The main problem, as I see it, is an extended employment network in all the wrong places. Texas is still trying to attract teachers from hard-hit California. Other places to job hunt are along the Pittsburgh-DC axis and Virginia Beach. That's about it. Traditional Rust Belt relocation destinations, such as Phoenix and Charlotte, aren't much better than Michigan. If you know anyone in Texas, then I suggest giving them a call.

I can't stress enough the value of geographic mobility for workers:

[Indermit S Gill, director of WDR and regional chief economist for the World Bank's Europe and Central Asia region,] pointed out that as education was an aspiration that cut across all regions, migration towards centres of economic concentration would follow. ''You can't be for more education and against more migration,'' he said in response to a question on the social fallout of large-scale internal migration.

For the looming talent shortage, recruiting is much more important than retaining. Trying to get locals to stay is the same thing as denying them the education they need to succeed. On the whole, brain drain policies are destructive. And, the push for higher education for more people will inevitably exacerbate out-migration. Policymakers don't seem to grasp the paradox.

Despite the stubborn adherence to outdated approaches to workforce development, some regions have launched innovative initiatives to deal with a shrinking population and shortage of talent:
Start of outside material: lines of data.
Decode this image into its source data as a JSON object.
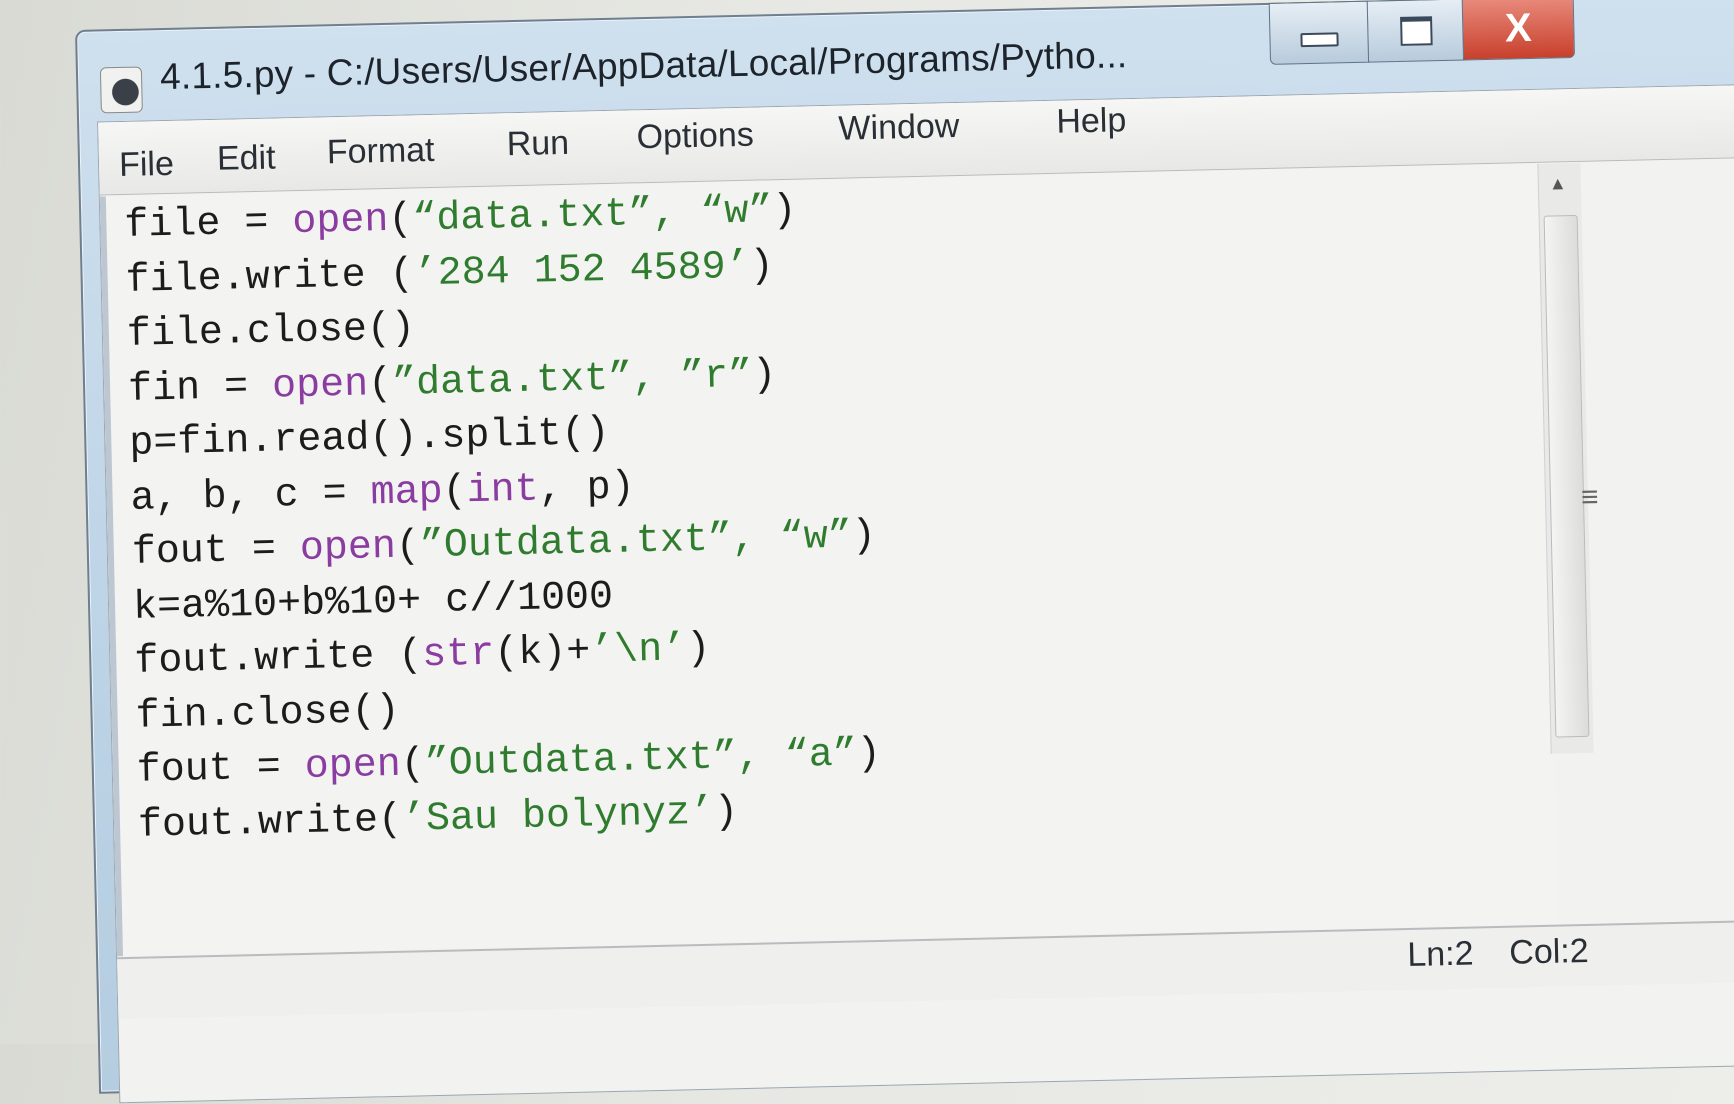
{
  "window": {
    "title": "4.1.5.py - C:/Users/User/AppData/Local/Programs/Pytho...",
    "controls": {
      "close_label": "X"
    }
  },
  "menu": [
    "File",
    "Edit",
    "Format",
    "Run",
    "Options",
    "Window",
    "Help"
  ],
  "editor": {
    "lines": [
      [
        {
          "t": "file = "
        },
        {
          "t": "open",
          "c": "kw"
        },
        {
          "t": "("
        },
        {
          "t": "“data.txt”, “w”",
          "c": "str"
        },
        {
          "t": ")"
        }
      ],
      [
        {
          "t": "file.write ("
        },
        {
          "t": "’284 152 4589’",
          "c": "str"
        },
        {
          "t": ")"
        }
      ],
      [
        {
          "t": "file.close()"
        }
      ],
      [
        {
          "t": "fin = "
        },
        {
          "t": "open",
          "c": "kw"
        },
        {
          "t": "("
        },
        {
          "t": "”data.txt”, ”r”",
          "c": "str"
        },
        {
          "t": ")"
        }
      ],
      [
        {
          "t": "p=fin.read().split()"
        }
      ],
      [
        {
          "t": "a, b, c = "
        },
        {
          "t": "map",
          "c": "kw"
        },
        {
          "t": "("
        },
        {
          "t": "int",
          "c": "kw"
        },
        {
          "t": ", p)"
        }
      ],
      [
        {
          "t": "fout = "
        },
        {
          "t": "open",
          "c": "kw"
        },
        {
          "t": "("
        },
        {
          "t": "”Outdata.txt”, “w”",
          "c": "str"
        },
        {
          "t": ")"
        }
      ],
      [
        {
          "t": "k=a%10+b%10+ c//1000"
        }
      ],
      [
        {
          "t": "fout.write ("
        },
        {
          "t": "str",
          "c": "kw"
        },
        {
          "t": "(k)+"
        },
        {
          "t": "’\\n’",
          "c": "str"
        },
        {
          "t": ")"
        }
      ],
      [
        {
          "t": "fin.close()"
        }
      ],
      [
        {
          "t": "fout = "
        },
        {
          "t": "open",
          "c": "kw"
        },
        {
          "t": "("
        },
        {
          "t": "”Outdata.txt”, “a”",
          "c": "str"
        },
        {
          "t": ")"
        }
      ],
      [
        {
          "t": "fout.write("
        },
        {
          "t": "’Sau bolynyz’",
          "c": "str"
        },
        {
          "t": ")"
        }
      ]
    ]
  },
  "status": {
    "line": "Ln:2",
    "col": "Col:2"
  },
  "colors": {
    "keyword": "#8a3ca0",
    "string": "#2f7c2f",
    "close_button": "#c8402c"
  }
}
Launched in Newry today by the Southern Regional College (www.src.ac.uk) engaging with Dundalk Institute of Technology (www.dkit.ie) IQ360 Cross-Border Brain Gain also seeks to encourage internationally mobile entrepreneurs and locally-based 'would-be' entrepreneurs in knowledge-based sectors who commute daily to Belfast or Dublin to set up businesses in the expanding cross-border "corridor."

The campaign is being kick-started by an intense cross-border marketing and advertising campaign and a powerful internet site which will showcase the help available online and face-to-face in Newry and Dundalk.

"A programme of this kind has never been offered before," says Kieran Fegan, manager of Greenshoots Incubation and Innovation Centre in Newry (www.greenshoots-newry.com) which is a joint initiative with the University of Ulster. "A key aim of IQ360 is to attract expatriates with new or existing business ideas and new intellectual property to this cross-border region."

Sean MacEntee, manager of the Regional Development Centre at Dundalk Institute of Technology says, "Business incubation is a process, not just a place. Supports such as mentoring, special advice, access to researchers and networking are far more important than bricks and mortar. These supports will be available online to expatriates from anywhere in the world, as well as face-to-face in Newry or Dundalk."

The programme is aimed mainly at the engineering, software, ICT, creative and digital media, as well as renewable energy and assistive living sectors. Operated from the two colleges, it has been funded by the Department of Employment and Learning in Northern Ireland and covers counties South Down, Armagh and Louth.

Building such a network is one way to derive a return on the investment in people who leave. But communities first have to recognize the value of out-migration and make peace with the shifting economic landscape. In fact, I think successful out-migration would attract more in-migration as others learn about the network and the opportunities it provides. We've seen a similar relocation pattern between urban centers and the surrounding suburbs, which are out-migration factories. Suburban schools do a great job of increasing geographic mobility, which is why so many talented adults with children want to live there.